If Alaska implemented a standardized salary schedule for its teachers, most rural school districts would have to pay their educators a lot more. For teachers in Southeast Alaska’s Pelican City School District, it would mean a 105 percent raise.
Last year, the California Supreme Court ruled that a project proposed through the citizen initiative process and subsequently approved by a council—without a public vote—was exempt from a California Environmental Quality Act (CEQA) review, overturning a lower court decision. Now, a project can avoid months of costly CEQA-related delays if a developer raises enough signatures for an initiative and the council or board simply ratifies the project.
In the ongoing fight between Democrats and Republicans over election procedures like voter ID and early voting, the Democrats are supposedly the champions of higher turnout and reducing barriers to participation.

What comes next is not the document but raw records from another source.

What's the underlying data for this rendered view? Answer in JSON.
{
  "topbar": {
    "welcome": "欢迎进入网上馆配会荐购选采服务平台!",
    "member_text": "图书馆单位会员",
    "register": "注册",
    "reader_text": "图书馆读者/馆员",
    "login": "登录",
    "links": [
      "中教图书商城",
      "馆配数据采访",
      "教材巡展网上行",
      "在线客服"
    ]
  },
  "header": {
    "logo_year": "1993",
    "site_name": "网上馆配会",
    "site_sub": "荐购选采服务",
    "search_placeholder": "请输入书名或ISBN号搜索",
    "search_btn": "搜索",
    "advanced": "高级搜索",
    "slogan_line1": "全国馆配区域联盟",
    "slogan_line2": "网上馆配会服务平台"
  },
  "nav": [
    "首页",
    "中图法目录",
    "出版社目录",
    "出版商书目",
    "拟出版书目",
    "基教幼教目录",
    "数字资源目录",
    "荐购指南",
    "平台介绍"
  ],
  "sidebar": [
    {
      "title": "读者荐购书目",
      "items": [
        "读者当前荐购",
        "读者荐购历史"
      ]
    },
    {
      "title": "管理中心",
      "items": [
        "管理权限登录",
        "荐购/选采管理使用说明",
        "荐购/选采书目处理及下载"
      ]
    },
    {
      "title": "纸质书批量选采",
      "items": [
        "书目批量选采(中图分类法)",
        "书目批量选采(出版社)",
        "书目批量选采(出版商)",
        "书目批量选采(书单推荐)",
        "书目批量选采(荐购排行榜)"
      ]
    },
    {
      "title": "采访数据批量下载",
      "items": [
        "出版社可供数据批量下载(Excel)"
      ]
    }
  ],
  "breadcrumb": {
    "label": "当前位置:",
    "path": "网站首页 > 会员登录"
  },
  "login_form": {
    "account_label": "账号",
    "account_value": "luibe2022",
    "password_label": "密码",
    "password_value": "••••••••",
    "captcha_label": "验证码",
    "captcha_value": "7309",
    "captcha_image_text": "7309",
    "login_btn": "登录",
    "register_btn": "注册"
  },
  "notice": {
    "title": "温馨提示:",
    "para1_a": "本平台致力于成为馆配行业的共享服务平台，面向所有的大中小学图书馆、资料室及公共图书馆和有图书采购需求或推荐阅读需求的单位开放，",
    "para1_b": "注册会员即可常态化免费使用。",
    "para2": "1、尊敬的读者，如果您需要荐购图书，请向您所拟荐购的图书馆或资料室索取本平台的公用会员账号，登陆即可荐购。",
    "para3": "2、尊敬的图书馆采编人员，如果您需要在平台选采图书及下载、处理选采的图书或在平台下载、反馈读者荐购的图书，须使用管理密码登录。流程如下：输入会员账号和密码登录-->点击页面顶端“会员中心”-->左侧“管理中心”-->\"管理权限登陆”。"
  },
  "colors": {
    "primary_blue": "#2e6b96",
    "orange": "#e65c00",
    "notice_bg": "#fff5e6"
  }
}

But when it comes to scheduling off-cycle elections1 like those taking place today, the Democratic Party is the champion of voter suppression.
Indeed, few people will vote today. Many elections are taking place, but almost all are for local offices. School boards, for example, are up for election in Houston; Fairfax County, Virginia; Charlotte, North Carolina and in hundreds of other communities that oversee the education of millions of schoolchildren. But only a small number of highly engaged voters will participate in the elections for these offices.
Reducing four wheels to two wheels or no wheels – Palmerston North's civic and business leaders need to come up with innovative ways to encourage people to bike or walk to work, say Massey planners who have released a report ...
Sharing your scoops to your social media accounts is a must to distribute your curated content. Not only will it drive traffic and leads through your content, but it will help show your expertise with your followers.
How to integrate my topics' content to my website?
Integrating your curated content to your website or blog will allow you to increase your website visitors’ engagement, boost SEO and acquire new visitors. By redirecting your social media traffic to your website, Scoop.it will also help you generate more qualified traffic and leads from your curation work.
Distributing your curated content through a newsletter is a great way to nurture and engage your email subscribers will developing your traffic and visibility.
Creating engaging newsletters with your curated content is really easy.